The Times’ “1619” podcast sparks empathetic recognition through powerful writing and archival audio.
The magnificent “1619” podcast, part of the 1619 Project, from the New York Times, begins with the sound of surf and seagulls: the coast of Point Comfort, in Hampton, Virginia, where, four hundred years ago, in a ship called the White Lion, enslaved African people arrived for the first time in what became the United States. “I’m just thinking about what they went through,” the project’s creator and the series’ host, Nikole Hannah-Jones, says. Listening along with her, we are, too. Throughout, the podcast sparks empathetic recognition through powerful writing and archival audio—of former enslaved people, of former Presidents, of work songs—as it illuminates the history and legacy of how the United States was built simultaneously on the language of freedom and the economics of slavery. The series is sweeping and intimate, excellently written, consistently surprising. The third episode, “The Birth of American Music,” traces how black Americans have shaped popular music—and it begins with a discussion of yacht rock. The critic Wesley Morris’s joyful observations—including his descriptions of Kenny Loggins’s singing in “This Is It,” involving metaphors about pan-scraping and church rafters—are revelatory.
The ever-unfolding story of the late financier and convicted sex offender Jeffrey Epstein is both horrific and dizzyingly incomprehensible: the more we learn, it seems, the more our incredulity deepens. How did Epstein acquire so much money and power? How was he allowed to get away with what he did? Who knew what, and when? Much of the groundbreaking investigative reporting in the Epstein case comes from Julie K. Brown, of the Miami Herald, and I’m grateful for the new podcast “Broken: Jeffrey Epstein,” executive-produced by Brown and hosted by Ariel Levy, of The New Yorker, which began last week and will help us put the pieces together. (It’s also produced by Adam McKay, of “The Big Short” and “Vice”; Adam Davidson, of The New Yorker; and Laura Mayer, formerly of WNYC.) The first episode features commentary by Brown and audio by survivors of Epstein’s abuse. Levy rightly observes that Epstein was “obviously a twisted guy, but also a reflection of the worst in who we are”; how we reckon with that is yet to be revealed.

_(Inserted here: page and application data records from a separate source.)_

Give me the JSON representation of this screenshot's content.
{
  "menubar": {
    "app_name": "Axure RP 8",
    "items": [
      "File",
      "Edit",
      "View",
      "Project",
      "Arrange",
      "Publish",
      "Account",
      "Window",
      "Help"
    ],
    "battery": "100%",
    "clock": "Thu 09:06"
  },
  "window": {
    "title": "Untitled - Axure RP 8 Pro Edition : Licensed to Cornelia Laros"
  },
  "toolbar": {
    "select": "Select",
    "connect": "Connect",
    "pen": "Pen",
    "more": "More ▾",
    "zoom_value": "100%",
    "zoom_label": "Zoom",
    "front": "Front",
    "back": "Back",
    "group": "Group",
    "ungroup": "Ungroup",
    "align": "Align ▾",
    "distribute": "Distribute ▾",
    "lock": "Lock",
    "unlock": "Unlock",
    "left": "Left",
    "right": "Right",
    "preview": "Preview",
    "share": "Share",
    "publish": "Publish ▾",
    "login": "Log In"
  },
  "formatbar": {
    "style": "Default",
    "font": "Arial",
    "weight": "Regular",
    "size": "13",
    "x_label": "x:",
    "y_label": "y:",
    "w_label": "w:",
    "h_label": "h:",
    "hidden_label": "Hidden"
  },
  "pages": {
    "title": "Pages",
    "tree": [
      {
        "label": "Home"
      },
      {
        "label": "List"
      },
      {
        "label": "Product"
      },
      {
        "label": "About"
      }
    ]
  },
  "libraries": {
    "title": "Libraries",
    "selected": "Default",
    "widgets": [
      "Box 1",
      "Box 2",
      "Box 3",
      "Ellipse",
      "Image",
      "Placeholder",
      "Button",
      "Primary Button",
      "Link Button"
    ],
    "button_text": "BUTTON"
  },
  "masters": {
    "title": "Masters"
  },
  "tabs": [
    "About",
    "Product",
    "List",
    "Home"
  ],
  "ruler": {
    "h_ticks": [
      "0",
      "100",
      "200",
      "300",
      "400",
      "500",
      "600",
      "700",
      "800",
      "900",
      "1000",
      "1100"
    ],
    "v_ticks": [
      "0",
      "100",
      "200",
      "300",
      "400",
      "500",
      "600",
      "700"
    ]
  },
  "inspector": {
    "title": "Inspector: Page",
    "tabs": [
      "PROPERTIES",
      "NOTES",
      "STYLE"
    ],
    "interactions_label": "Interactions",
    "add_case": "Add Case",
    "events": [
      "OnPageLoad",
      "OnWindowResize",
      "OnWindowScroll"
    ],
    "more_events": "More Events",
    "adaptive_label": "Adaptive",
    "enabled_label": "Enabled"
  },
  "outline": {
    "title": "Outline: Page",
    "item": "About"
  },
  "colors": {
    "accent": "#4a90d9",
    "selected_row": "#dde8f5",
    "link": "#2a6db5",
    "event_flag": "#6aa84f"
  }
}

The long-running, independent, Seattle-based podcast “BirdNote,” I’m happy to report, offers brief daily escapes into the world of feathers and birdsong. “Some cloudless night in September, when the air is clear, take a seat outside and turn your binoculars to the sky,” Mary McCann, the narrator of the recent episode “Nighttime Flights of Songbirds,” says, over the sound of gentle woodwinds. “With patience and a bit of luck, you may see birds flying across the yellow face of the moon.” Here we learn how night factors into the September migrations of orioles, warblers, sparrows, and tanagers; other recent episodes explore bee hummingbirds, in Cuba; Vivaldi’s inspiration by goldfinches; and the difference between ravens and crows. “BirdNote” is only two minutes long—short enough to listen to every morning—but its archive is fifteen hundred shows deep, if you find yourself needing more.